Affected Countries: germany;
After the terrorist group’s defeat in Syria and Iraq, returning European jihadists, Daesh wives, and children have become a problem that many countries are struggling tackle. Although Germany’s government has already brought back several children of German ISIS followers from Iraq, many minors still remain in camps in Syria.
Relatives and family members of ISIS fighters and their wives have protested against the Foreign Ministry in Berlin, demanding that children and wives of jihadists from Germany should be repatriated. Between 20 and 50 protesters reportedly gathered in front of the Foreign Ministry building holding banners with Daesh children’s names, photos, and some info about them. Other placards read “Children are not responsible” and “Innocent German children will die and the state is just watching”.
According to one of the protesters, cited by the website VICE, the German government does not want to take back these children, who are trapped with their mothers in detention camps in Syria.
“I want my grandchildren to leave Syria and come to Hamburg, to live normally, to go to the nursery, to be protected, to be able to hug them, to have food, to be warm, and to love them”, one protester, Intessar Aataba, whose three-year-old and one-year-old grandchildren remain in Syria, told the news agency AFP.
The organiser of the demonstration, Danisch Farooqi, whose wife fled to the Daesh strongholds in Syria with their daughter and new husband, told the outlet that more than 200 foreign children had already died in such camps, which have poor hygienic conditions and lack food.
“Heiko Maas [foreign minister] will have blood on his hands. The blood of German children!” he chanted in front of the Foreign Ministry.
At least 59 children of German Daesh fighters were still in Syria in March, the Interior Ministry revealed, amid ongoing debate about how to deal with German citizens who had joined Daesh.
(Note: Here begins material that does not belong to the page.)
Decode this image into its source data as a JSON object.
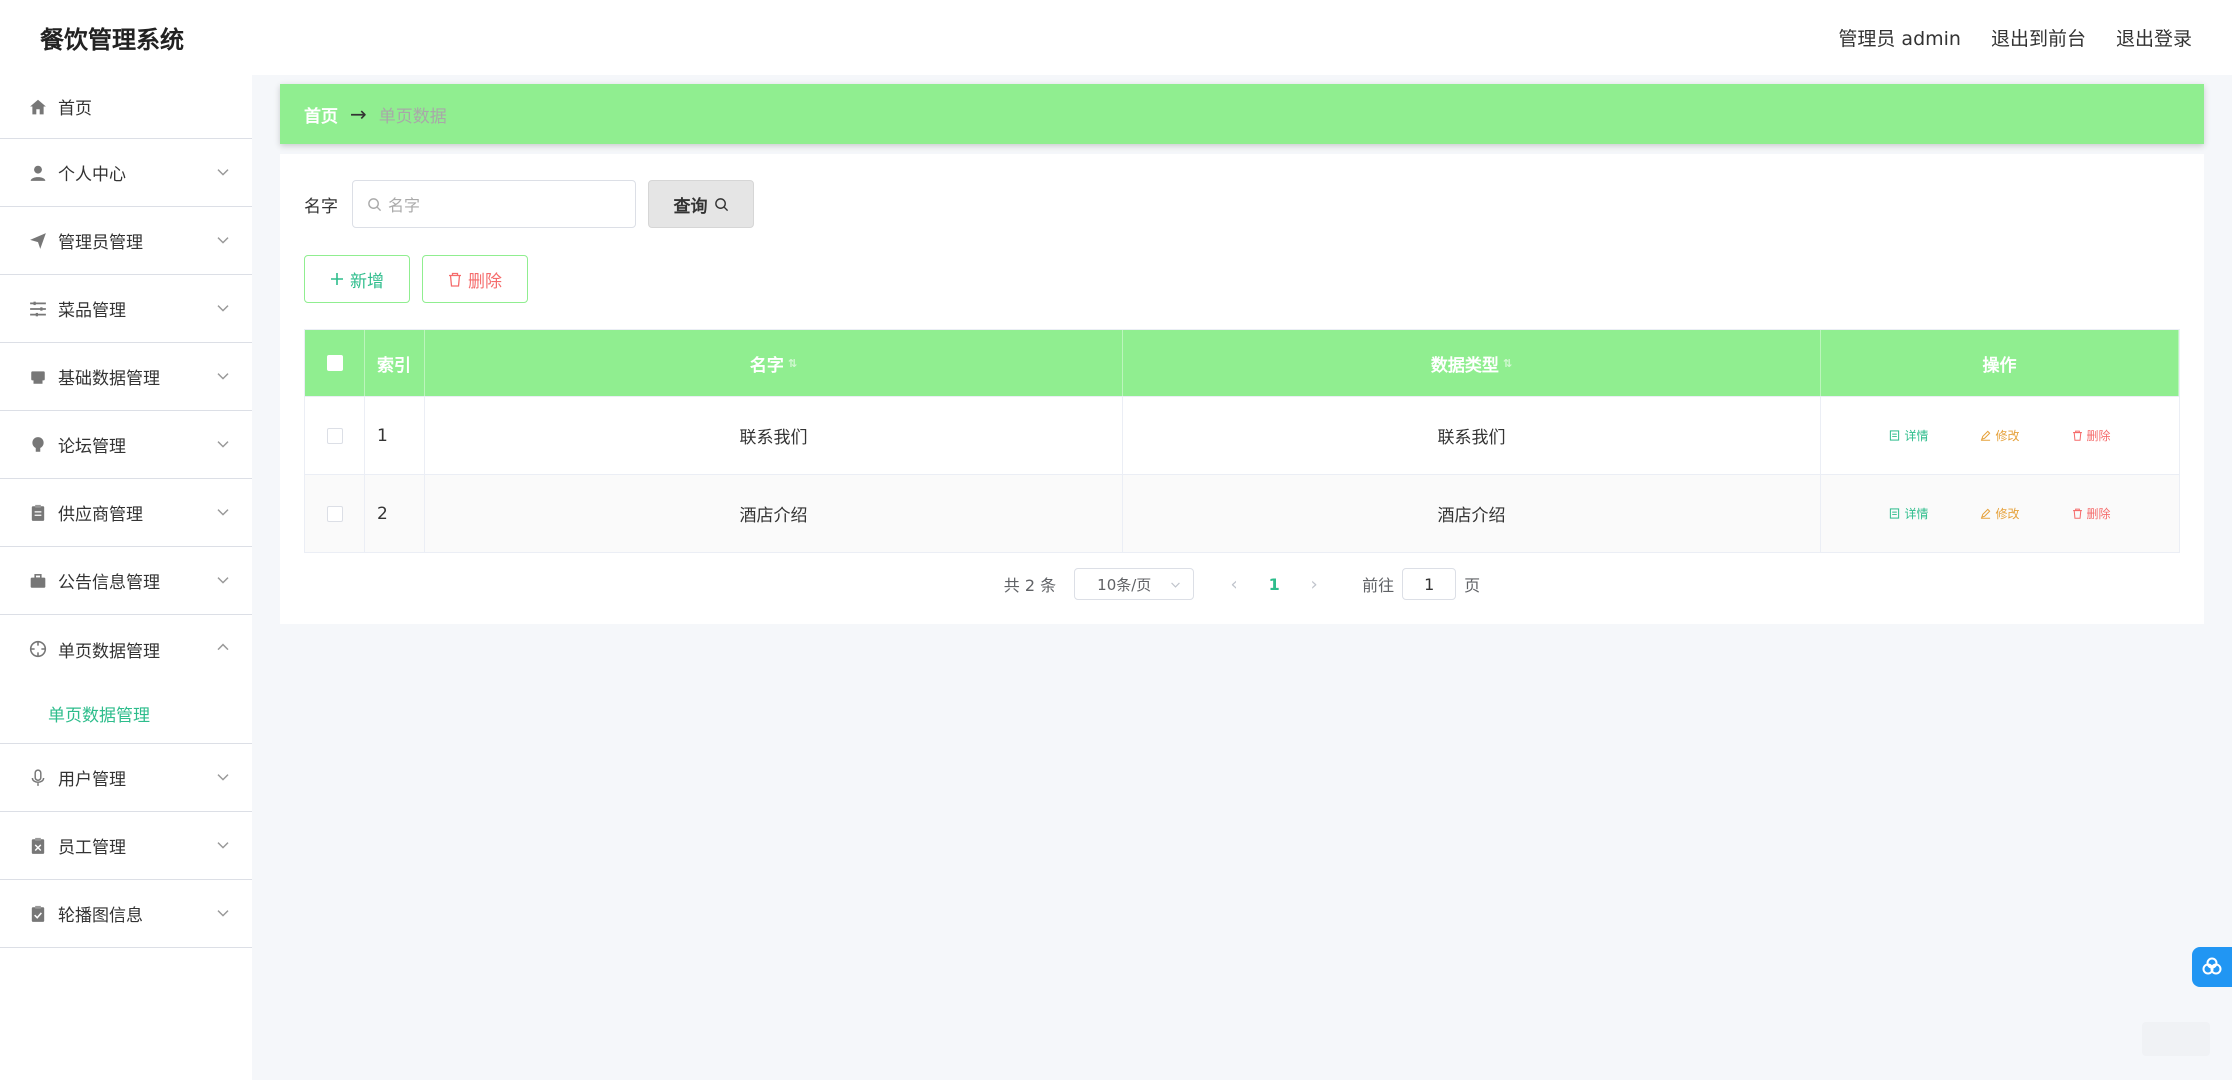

While Germany’s government was in agreement that citizens with dual nationality should be deprived of their German passports under certain conditions if they become members of terrorist groups, some opposition parties have accused the government of trying to avoid the responsibility to put suspected Daesh members on trial.
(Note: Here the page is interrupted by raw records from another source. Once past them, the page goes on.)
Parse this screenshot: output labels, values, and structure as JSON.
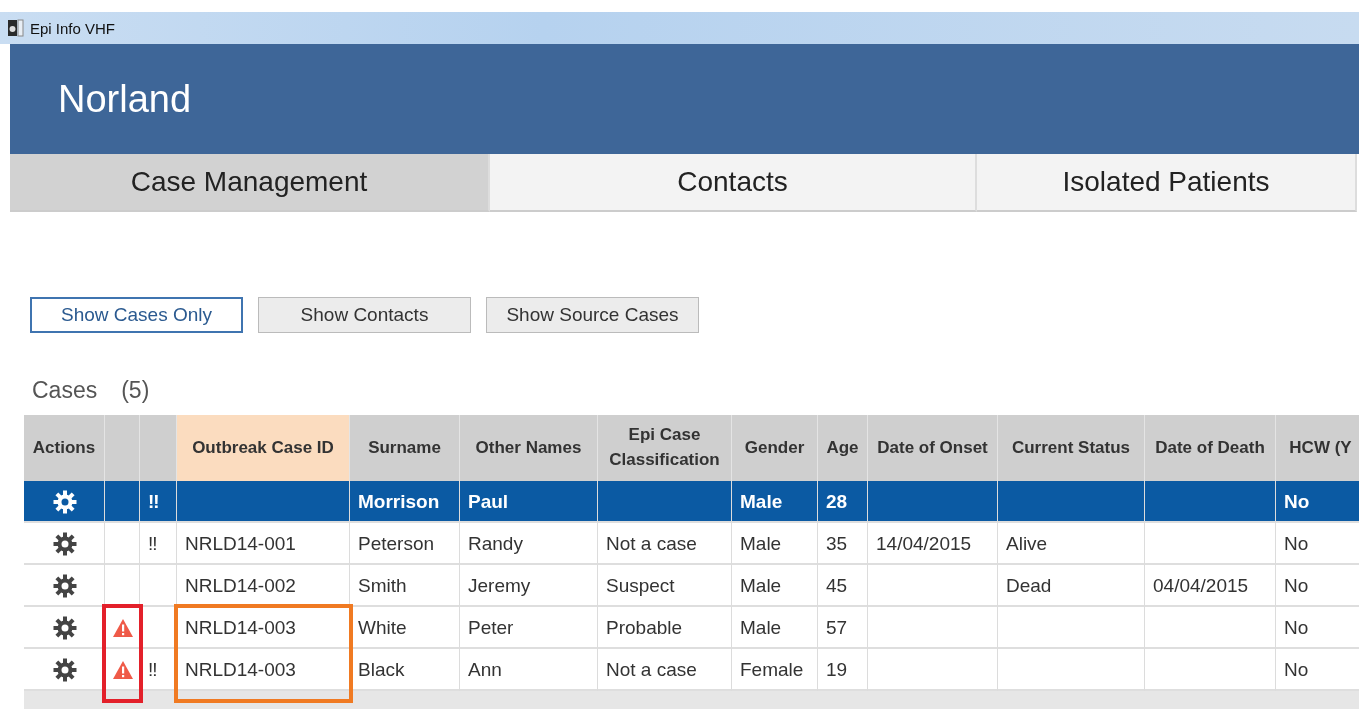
{
  "window": {
    "title": "Epi Info VHF"
  },
  "header": {
    "title": "Norland"
  },
  "tabs": [
    {
      "label": "Case Management",
      "selected": true
    },
    {
      "label": "Contacts",
      "selected": false
    },
    {
      "label": "Isolated Patients",
      "selected": false
    }
  ],
  "filter_buttons": [
    {
      "label": "Show Cases Only",
      "selected": true
    },
    {
      "label": "Show Contacts",
      "selected": false
    },
    {
      "label": "Show Source Cases",
      "selected": false
    }
  ],
  "section": {
    "title": "Cases",
    "count": "(5)"
  },
  "table": {
    "columns": [
      {
        "kind": "gear",
        "label": "Actions"
      },
      {
        "kind": "warning"
      },
      {
        "kind": "alert"
      },
      {
        "kind": "id",
        "label": "Outbreak Case ID"
      },
      {
        "kind": "text",
        "label": "Surname"
      },
      {
        "kind": "text",
        "label": "Other Names"
      },
      {
        "kind": "text",
        "label": "Epi Case Classification"
      },
      {
        "kind": "text",
        "label": "Gender"
      },
      {
        "kind": "text",
        "label": "Age"
      },
      {
        "kind": "text",
        "label": "Date of Onset"
      },
      {
        "kind": "text",
        "label": "Current Status"
      },
      {
        "kind": "text",
        "label": "Date of Death"
      },
      {
        "kind": "text",
        "label": "HCW (Y"
      }
    ],
    "rows": [
      {
        "selected": true,
        "warning": false,
        "cells": [
          "",
          "",
          "‼",
          "",
          "Morrison",
          "Paul",
          "",
          "Male",
          "28",
          "",
          "",
          "",
          "No"
        ]
      },
      {
        "selected": false,
        "warning": false,
        "cells": [
          "",
          "",
          "‼",
          "NRLD14-001",
          "Peterson",
          "Randy",
          "Not a case",
          "Male",
          "35",
          "14/04/2015",
          "Alive",
          "",
          "No"
        ]
      },
      {
        "selected": false,
        "warning": false,
        "cells": [
          "",
          "",
          "",
          "NRLD14-002",
          "Smith",
          "Jeremy",
          "Suspect",
          "Male",
          "45",
          "",
          "Dead",
          "04/04/2015",
          "No"
        ]
      },
      {
        "selected": false,
        "warning": true,
        "cells": [
          "",
          "",
          "",
          "NRLD14-003",
          "White",
          "Peter",
          "Probable",
          "Male",
          "57",
          "",
          "",
          "",
          "No"
        ]
      },
      {
        "selected": false,
        "warning": true,
        "cells": [
          "",
          "",
          "‼",
          "NRLD14-003",
          "Black",
          "Ann",
          "Not a case",
          "Female",
          "19",
          "",
          "",
          "",
          "No"
        ]
      }
    ]
  }
}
With discussions still ongoing, the country’s government has already brought back several children of German ISIS followers from Iraq, placing them with relatives. Authorities pledged to bring these children, sometimes referred to as “cubs of the caliphate”, to their parents’ home country more than a year ago. Speaking about such children, the Foreign Ministry indicated that it is aware that German nationals are being detained in the north of the country, but that it has no direct consular access to them as there is currently no German embassy in Syria.
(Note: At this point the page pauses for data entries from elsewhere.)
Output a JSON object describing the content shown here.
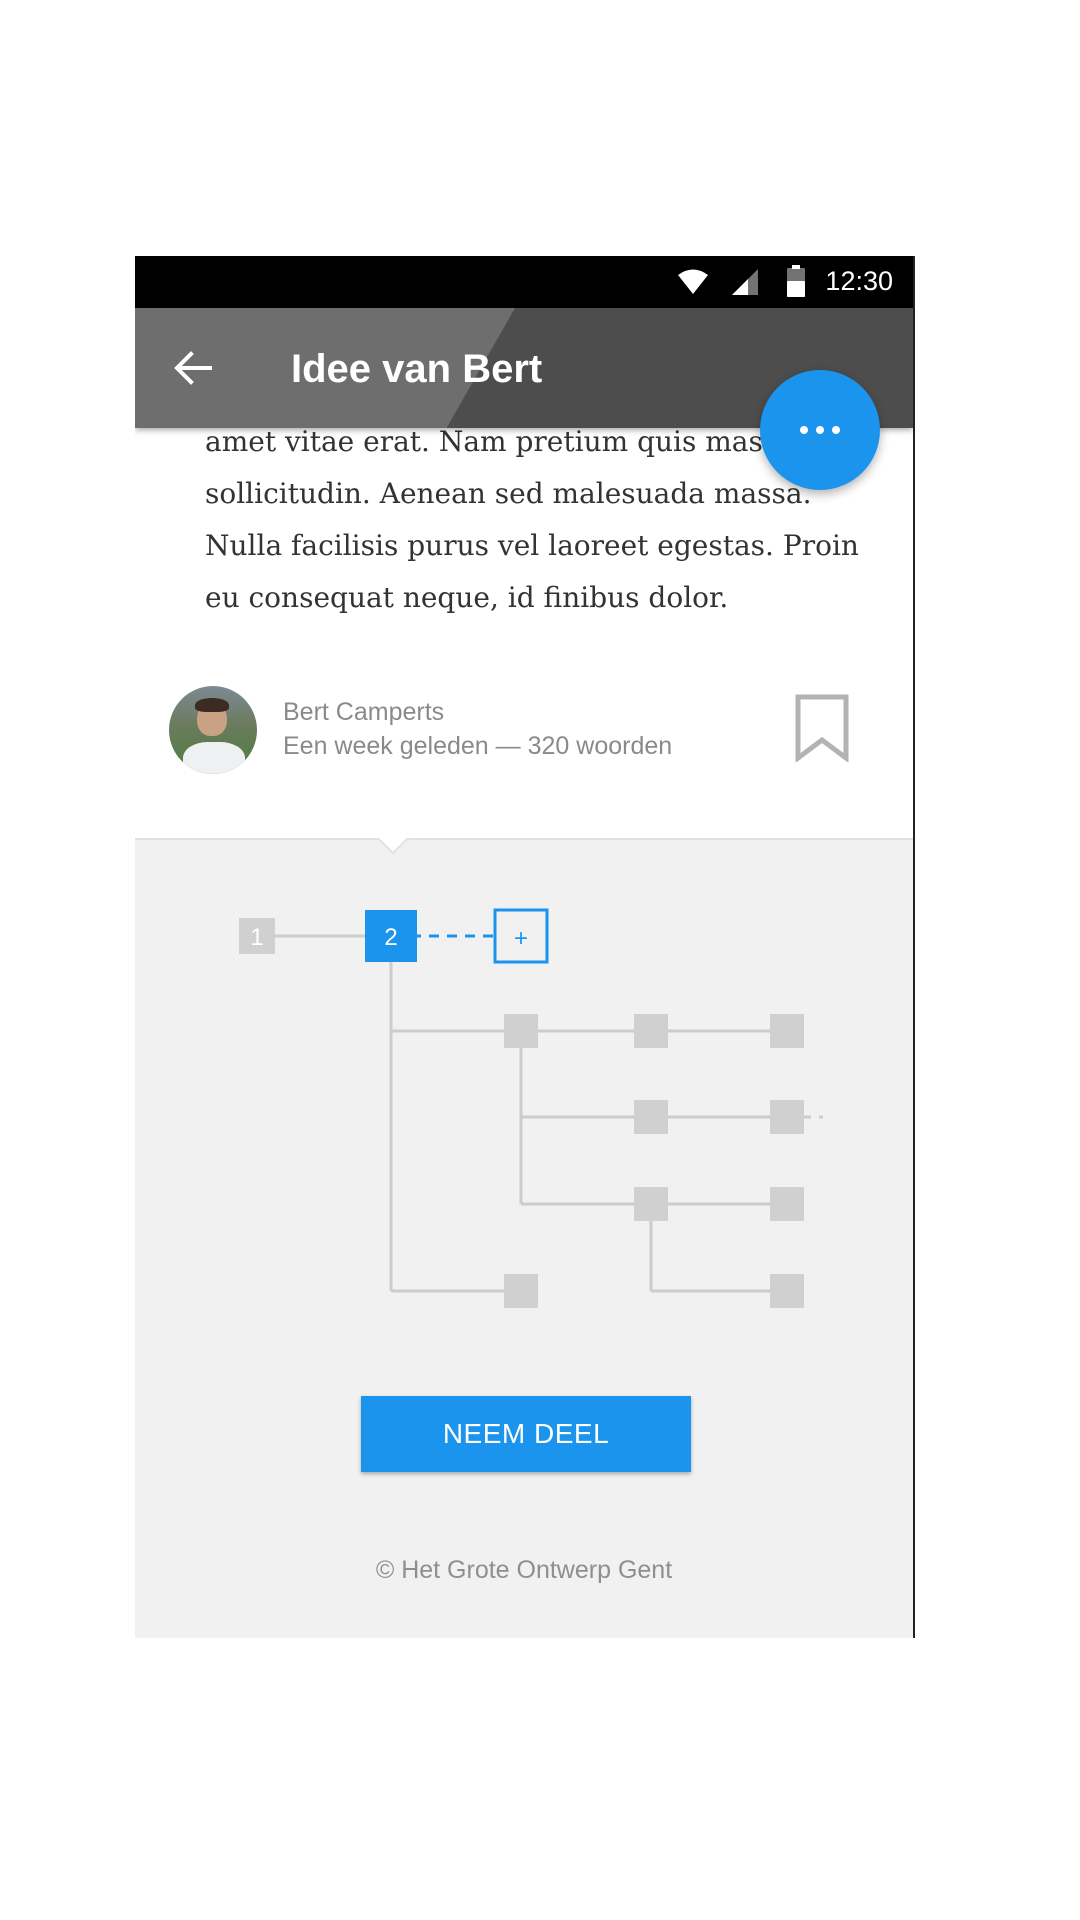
{
  "status_bar": {
    "time": "12:30"
  },
  "app_bar": {
    "title": "Idee van Bert"
  },
  "article": {
    "lines": [
      "amet vitae erat. Nam pretium quis massa",
      "sollicitudin. Aenean sed malesuada massa.",
      "Nulla facilisis purus vel laoreet egestas. Proin",
      "eu consequat neque, id finibus dolor."
    ]
  },
  "author": {
    "name": "Bert Camperts",
    "meta": "Een week geleden — 320 woorden"
  },
  "tree": {
    "nodes": {
      "first": "1",
      "current": "2",
      "add": "+"
    }
  },
  "cta": {
    "label": "NEEM DEEL"
  },
  "footer": {
    "text": "© Het Grote Ontwerp Gent"
  },
  "colors": {
    "accent": "#1a94ec",
    "appbar": "#4d4d4d",
    "node": "#d0d0d0",
    "section_bg": "#f1f1f1"
  },
  "icons": [
    "back-arrow-icon",
    "wifi-icon",
    "signal-icon",
    "battery-icon",
    "more-horizontal-icon",
    "bookmark-icon"
  ]
}
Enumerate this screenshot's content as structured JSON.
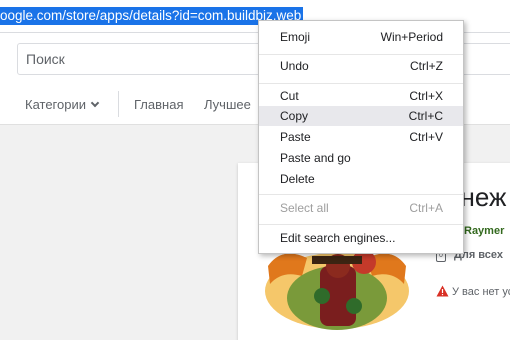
{
  "address_bar": {
    "url": "oogle.com/store/apps/details?id=com.buildbiz.web"
  },
  "store": {
    "search_placeholder": "Поиск",
    "nav": {
      "categories": "Категории",
      "home": "Главная",
      "top": "Лучшее"
    }
  },
  "app": {
    "title_partial": "енеж",
    "developer": "Raymer",
    "rating": "Для всех",
    "warning": "У вас нет ус"
  },
  "context_menu": {
    "items": [
      {
        "label": "Emoji",
        "shortcut": "Win+Period"
      },
      {
        "label": "Undo",
        "shortcut": "Ctrl+Z"
      },
      {
        "label": "Cut",
        "shortcut": "Ctrl+X"
      },
      {
        "label": "Copy",
        "shortcut": "Ctrl+C"
      },
      {
        "label": "Paste",
        "shortcut": "Ctrl+V"
      },
      {
        "label": "Paste and go",
        "shortcut": ""
      },
      {
        "label": "Delete",
        "shortcut": ""
      },
      {
        "label": "Select all",
        "shortcut": "Ctrl+A"
      },
      {
        "label": "Edit search engines...",
        "shortcut": ""
      }
    ],
    "highlighted": "Copy",
    "disabled": "Select all"
  },
  "colors": {
    "selection": "#1a73e8",
    "developer": "#33691e",
    "warning": "#d93025"
  },
  "icons": {
    "nav_dropdown": "chevron-down-icon",
    "rating": "rating-badge-icon",
    "warning": "warning-triangle-icon",
    "app": "app-logo-icon"
  }
}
The repatriation of Jihadists and their families remains a sensitive and politically heated topic in the West. The United States earlier recommended that each country take charge of its own jihadists and judge them on its territory, whereas France, for instance, wants the perpetrators to be judged on the spot. Germany does not seem eager to see them back home, as the country’s Justice Ministry recently suggested stripping jihadists of their citizenship.